|Method||Copper engraved with hand colour|
|Published||newly described by John Speed and are to be sold by Tho: Basett in Fleet Street & Ric: Chiswell in St.Pauls Churchyard. |
|Dimensions||390 x 505 mm|
A superb example of Speed's carte-a-figure map of the Roman Empire at its height, from his 'Prospect Of The Most Famous Parts Of The World.' The map centres on the Mediterranean Sea, dividing Europe, North Africa, and Western Asia into their Roman era provinces, as well as depicting adjoining kingdoms and regions. The borders of the Roman provinces are outlined in hand colour, and feature anglicised versions of their original Latin names. Ancient cities and settlements are picked out in red, and sea coasts and mountain ranges are also highlighted in hand colour. The map is further embellished with a pair of lions in Nubia, an ostrich and leopard below a camel train in ancient Tingitania (Morocco), and a pair of sea monsters, a ship, and a naval battle in the Atlantic. In the top right corner, a strapwork cartouche encloses the title, while a larger box cartouche at the bottom of the plate contains a lengthy description of the history of the growth of the Roman empire.

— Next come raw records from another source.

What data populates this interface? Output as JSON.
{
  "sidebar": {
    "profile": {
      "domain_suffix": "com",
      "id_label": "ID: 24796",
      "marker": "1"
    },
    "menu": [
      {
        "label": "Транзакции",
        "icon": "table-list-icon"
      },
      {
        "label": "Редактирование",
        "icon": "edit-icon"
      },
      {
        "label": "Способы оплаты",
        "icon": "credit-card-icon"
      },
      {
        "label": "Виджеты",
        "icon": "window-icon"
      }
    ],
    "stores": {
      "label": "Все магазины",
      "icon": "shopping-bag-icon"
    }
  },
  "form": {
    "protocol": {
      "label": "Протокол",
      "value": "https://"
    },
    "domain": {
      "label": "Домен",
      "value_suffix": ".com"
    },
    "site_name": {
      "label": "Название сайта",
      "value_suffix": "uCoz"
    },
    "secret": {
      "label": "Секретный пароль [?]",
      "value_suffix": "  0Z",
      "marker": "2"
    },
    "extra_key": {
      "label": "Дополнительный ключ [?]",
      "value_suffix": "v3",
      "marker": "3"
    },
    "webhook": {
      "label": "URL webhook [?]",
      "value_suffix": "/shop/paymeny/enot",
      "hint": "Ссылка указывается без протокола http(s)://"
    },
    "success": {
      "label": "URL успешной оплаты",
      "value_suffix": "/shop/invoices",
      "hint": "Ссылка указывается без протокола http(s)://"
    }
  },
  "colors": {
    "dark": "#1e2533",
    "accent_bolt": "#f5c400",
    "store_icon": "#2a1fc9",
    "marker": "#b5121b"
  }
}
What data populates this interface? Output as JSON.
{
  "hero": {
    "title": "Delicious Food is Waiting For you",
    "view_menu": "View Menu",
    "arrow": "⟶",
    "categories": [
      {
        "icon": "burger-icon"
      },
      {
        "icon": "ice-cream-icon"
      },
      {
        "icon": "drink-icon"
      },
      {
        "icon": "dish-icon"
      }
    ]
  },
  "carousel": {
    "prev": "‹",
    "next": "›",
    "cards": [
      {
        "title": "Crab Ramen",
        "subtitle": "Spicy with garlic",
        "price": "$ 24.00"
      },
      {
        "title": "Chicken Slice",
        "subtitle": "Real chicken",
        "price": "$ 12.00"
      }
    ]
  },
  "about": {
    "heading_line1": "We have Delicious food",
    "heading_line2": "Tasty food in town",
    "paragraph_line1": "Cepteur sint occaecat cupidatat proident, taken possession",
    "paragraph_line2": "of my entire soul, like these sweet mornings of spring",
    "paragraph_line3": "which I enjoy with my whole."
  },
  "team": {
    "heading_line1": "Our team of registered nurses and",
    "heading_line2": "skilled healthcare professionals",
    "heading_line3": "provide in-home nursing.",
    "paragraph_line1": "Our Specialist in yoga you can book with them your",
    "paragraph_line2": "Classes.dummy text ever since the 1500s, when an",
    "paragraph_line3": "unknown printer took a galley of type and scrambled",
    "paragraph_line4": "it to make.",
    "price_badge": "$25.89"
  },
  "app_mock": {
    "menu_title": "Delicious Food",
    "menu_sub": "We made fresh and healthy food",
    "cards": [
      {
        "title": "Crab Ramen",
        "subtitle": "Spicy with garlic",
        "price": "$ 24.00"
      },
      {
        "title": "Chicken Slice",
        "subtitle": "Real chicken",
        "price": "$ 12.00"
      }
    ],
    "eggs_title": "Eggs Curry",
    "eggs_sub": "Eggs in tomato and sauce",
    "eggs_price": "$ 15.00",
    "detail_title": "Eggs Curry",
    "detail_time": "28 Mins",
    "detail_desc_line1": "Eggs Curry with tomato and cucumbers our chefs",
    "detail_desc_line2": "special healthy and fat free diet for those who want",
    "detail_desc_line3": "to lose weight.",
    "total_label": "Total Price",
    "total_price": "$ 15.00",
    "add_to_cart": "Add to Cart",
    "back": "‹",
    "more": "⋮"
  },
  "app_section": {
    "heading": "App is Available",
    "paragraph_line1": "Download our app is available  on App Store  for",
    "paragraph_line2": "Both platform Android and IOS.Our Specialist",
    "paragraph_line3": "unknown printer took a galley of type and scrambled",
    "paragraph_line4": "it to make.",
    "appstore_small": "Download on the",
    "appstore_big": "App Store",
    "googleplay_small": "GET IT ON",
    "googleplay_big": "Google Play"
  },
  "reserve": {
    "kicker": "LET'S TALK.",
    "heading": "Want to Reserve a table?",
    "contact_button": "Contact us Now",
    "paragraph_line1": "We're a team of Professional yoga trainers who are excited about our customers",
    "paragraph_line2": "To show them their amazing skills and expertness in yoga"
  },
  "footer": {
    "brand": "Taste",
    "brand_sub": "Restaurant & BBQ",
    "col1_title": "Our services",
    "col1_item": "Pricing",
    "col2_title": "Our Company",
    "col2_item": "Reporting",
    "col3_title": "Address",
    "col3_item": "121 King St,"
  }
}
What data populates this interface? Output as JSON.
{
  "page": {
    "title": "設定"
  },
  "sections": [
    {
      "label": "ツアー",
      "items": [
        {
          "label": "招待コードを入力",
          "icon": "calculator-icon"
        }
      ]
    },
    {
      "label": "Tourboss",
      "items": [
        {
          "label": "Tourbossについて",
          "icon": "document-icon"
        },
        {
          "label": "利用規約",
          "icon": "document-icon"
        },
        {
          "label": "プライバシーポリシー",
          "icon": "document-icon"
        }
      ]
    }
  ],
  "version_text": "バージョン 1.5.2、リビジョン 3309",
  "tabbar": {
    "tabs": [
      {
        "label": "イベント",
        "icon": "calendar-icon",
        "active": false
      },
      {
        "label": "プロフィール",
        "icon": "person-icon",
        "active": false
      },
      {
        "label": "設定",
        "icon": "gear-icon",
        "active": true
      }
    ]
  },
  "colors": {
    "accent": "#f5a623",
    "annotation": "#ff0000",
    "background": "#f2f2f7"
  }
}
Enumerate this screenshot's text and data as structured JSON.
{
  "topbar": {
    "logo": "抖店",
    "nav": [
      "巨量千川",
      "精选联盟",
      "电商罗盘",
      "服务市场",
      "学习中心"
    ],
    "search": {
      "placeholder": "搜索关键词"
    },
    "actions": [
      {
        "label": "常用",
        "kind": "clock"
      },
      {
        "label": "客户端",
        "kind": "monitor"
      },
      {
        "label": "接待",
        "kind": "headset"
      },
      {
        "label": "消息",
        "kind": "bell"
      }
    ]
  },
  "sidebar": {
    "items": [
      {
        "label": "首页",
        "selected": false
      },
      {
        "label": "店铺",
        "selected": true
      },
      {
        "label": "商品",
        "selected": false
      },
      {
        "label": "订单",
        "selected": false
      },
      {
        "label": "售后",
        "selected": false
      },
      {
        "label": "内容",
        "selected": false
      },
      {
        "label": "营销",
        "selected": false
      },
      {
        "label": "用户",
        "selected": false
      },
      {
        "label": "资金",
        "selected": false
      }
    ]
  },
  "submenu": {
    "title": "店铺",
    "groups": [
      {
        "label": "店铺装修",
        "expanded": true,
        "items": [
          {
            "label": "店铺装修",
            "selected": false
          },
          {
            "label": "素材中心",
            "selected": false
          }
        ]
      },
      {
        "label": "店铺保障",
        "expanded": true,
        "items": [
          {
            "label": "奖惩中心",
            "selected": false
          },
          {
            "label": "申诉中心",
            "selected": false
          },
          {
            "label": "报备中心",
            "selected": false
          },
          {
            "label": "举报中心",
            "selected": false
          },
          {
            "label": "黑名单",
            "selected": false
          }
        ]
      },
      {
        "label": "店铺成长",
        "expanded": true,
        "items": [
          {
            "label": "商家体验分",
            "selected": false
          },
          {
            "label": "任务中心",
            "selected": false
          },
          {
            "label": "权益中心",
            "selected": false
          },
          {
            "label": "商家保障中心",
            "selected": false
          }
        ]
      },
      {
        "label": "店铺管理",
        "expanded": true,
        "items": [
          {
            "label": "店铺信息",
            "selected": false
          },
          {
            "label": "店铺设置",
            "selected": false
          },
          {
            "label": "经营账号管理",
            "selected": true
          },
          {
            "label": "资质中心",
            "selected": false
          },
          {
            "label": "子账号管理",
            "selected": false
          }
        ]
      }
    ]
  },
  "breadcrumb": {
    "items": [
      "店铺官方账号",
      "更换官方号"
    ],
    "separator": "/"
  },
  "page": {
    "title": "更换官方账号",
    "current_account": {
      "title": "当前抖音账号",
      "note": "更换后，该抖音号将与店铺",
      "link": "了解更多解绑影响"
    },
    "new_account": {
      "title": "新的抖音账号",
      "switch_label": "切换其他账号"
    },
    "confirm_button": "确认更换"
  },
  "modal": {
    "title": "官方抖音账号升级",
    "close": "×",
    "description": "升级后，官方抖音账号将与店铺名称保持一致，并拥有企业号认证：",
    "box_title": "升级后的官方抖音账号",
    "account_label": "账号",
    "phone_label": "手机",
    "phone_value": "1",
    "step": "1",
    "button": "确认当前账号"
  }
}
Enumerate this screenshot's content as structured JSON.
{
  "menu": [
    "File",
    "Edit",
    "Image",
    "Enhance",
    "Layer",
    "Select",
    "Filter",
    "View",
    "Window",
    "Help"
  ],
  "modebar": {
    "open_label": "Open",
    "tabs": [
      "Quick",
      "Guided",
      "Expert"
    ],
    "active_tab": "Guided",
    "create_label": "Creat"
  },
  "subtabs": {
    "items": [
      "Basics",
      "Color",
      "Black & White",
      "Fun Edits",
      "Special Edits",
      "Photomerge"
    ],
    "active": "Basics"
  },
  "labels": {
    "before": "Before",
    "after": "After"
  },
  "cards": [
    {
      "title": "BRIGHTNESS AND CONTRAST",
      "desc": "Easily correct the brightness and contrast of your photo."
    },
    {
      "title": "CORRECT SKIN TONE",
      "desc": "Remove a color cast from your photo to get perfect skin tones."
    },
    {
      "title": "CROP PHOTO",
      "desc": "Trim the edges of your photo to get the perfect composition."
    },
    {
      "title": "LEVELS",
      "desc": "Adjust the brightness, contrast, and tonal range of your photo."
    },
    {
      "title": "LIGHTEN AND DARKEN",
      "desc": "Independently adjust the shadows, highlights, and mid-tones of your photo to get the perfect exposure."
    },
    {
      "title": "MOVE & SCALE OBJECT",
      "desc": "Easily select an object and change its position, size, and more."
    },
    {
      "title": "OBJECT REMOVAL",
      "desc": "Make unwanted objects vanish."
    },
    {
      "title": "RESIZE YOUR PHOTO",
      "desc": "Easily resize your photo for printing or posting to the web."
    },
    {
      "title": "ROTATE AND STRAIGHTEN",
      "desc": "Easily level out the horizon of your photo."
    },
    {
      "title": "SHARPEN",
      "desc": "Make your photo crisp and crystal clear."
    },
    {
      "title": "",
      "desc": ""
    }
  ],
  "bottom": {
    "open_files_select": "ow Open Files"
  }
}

Like other carte-a-figures maps, this example features three decorative borders. To the left and right, five pairs of male and female figures show the manner of dress of the various peoples that inhabit the former Roman empire. In seventeenth century habit are Spaniards, Italians, Tyrians, Egyptians, and Moroccans. In the top border are a set of six oval-bordered views of principal cities: Rome, Genoa, Jerusalem, Venice, Constantinople, and Alexandria, as well as a pair of portrait roundels in the form of Roman coins depicting the goddess Roma and the eponymous founder of the Empire, Romulus.
John Speed (1552-1629) is the most famous of all English cartographers primarily as a result of 'The Theatre of the Empire of Great Britaine', the first atlas of the British Isles. The maps from this atlas are the best known and most sought-after of all county maps. The maps were derived mainly from the earlier prototypes of Christopher Saxton and Robert Norden but with notable improvements including parish "Hundreds" and county boundaries, town plans and embellishments such as the coats of arms of local Earls, Dukes, and the Royal Household. The maps are famed for their borders consisting of local inhabitants in national costume and panoramic vignette views of major cities and towns. An added feature is that regular atlas copies have English text printed on the reverse, giving a charming description of life in the early seventeenth century of the region. The overall effect produced very decorative, attractive and informative maps.
Speed was born in 1552 at Farndon, Cheshire. Like his father before him he was a tailor by trade, but around 1582 he moved to London. During his spare time Speed pursued his interests of history and cartography and in 1595 his first map of Canaan was published in the "Biblical Times". This raised his profile and he soon came to the attention of poet and dramatist Sir Fulke Greville a prominent figure in the court of Queen Elizabeth. Greville as Treasurer of the Royal Navy gave Speed an appointment in the Customs Service giving him a steady income and time to pursue cartography. Through his work he became a member of such learned societies as the Society of Antiquaries and associated with the likes of William Camden Robert Cotton and William Lambarde. He died in 1629 at the age of seventy-seven.
Condition: Strong impression with fine hand colour. Pressed central fold, as issued.